            Compact fluorescent lamps combine the efficiency and low heat emission of the standard fluorescent lamp with the convenience of an incandescent lamp. They can be installed in standard incandescent fixtures.  They are also available in colors that mimic the color of incandescent light.  They should be used in locations where they stay on for several hours as turning them on and off diminishes their effectiveness and they tend to light up slowly. Compact fluorescent bulbs contain mercury making disposal more of a challenge.


            Coming on the market in recent years are LED (light-emitting diode) lights.  These are becoming available as general lighting as well as task lighting sources. LED light bulbs will fit in a standard light socket providing an intense warm light similar to incandescent bulbs.  A key advantage of LED light is its high efficiency with a long, useful life and claims to outlast a regular incandescent lamp by more than 30 to 1.  They light up quickly and are not subject to degradation due to being turned on or off.  They fail by dimming over time rather than by abrupt burnout like an incandescent.  LED bulbs are not sensitive to shock, vibration or extreme temperature changes making them handy to have as task lighting on tools.  They generate little heat.  At present, LED lamps are more expensive to purchase than other types of lighting but the pay off is in its use efficiency.  Their long life span makes good ecological sense as well.   A variety of track lights utilize LED technology making them a good choice for the prop shop lighting.


    In making lighting choices, consider purchasing the most energy efficient lamp providing the longest life possible that gives the kind of light needed for the task at hand.  Often a combination is necessary to provide overall general illumination and to amplify for specific task work.  Providing too little light will reduce productivity and create shadows or minimally illuminated areas causing inaccuracy or accidents.  Providing too intense light causes discomfort and eye fatigue.

    Painting the walls of the prop shop area a light color allows the area to have a “wash” of illumination as the light is reflected off all the surfaces (as well as making it easier to see when they need to be cleaned).

                                                Click here to view sub-topics:


             Floor Surfaces               Water                Ventilation/ Dust               Work Flow

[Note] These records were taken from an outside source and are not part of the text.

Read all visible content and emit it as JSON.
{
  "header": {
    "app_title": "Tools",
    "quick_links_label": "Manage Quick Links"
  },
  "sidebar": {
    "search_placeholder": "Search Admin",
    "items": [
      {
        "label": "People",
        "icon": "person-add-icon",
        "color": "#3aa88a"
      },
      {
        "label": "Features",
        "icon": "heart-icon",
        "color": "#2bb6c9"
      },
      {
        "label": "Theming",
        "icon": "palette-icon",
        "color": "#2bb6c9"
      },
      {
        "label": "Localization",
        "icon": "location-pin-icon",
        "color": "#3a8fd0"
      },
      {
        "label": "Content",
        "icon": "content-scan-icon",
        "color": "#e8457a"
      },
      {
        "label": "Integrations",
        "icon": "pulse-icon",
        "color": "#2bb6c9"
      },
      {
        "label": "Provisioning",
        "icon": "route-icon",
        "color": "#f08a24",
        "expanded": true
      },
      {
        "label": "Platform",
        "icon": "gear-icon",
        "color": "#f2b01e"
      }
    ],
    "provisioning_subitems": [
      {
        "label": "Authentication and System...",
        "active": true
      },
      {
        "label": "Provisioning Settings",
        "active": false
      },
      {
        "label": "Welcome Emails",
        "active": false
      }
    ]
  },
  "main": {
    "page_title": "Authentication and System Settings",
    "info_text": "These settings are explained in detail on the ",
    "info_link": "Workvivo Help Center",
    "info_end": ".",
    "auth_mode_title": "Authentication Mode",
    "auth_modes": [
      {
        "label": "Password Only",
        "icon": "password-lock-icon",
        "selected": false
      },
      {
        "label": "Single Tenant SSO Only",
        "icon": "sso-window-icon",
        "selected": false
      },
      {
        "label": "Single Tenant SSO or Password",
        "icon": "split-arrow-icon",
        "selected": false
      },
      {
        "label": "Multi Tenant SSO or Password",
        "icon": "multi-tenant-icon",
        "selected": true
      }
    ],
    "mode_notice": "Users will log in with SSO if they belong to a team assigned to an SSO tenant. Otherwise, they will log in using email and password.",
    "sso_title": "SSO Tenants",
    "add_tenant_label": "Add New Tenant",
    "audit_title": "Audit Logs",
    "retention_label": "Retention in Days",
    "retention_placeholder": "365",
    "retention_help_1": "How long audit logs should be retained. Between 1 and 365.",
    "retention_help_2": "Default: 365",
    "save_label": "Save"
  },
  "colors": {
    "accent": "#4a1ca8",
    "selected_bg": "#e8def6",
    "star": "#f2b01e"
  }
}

Click here to view sub-topics:


             Floor Surfaces               Water                Ventilation/ Dust             Work Flow


Click to see next “chapter”: Health and Safety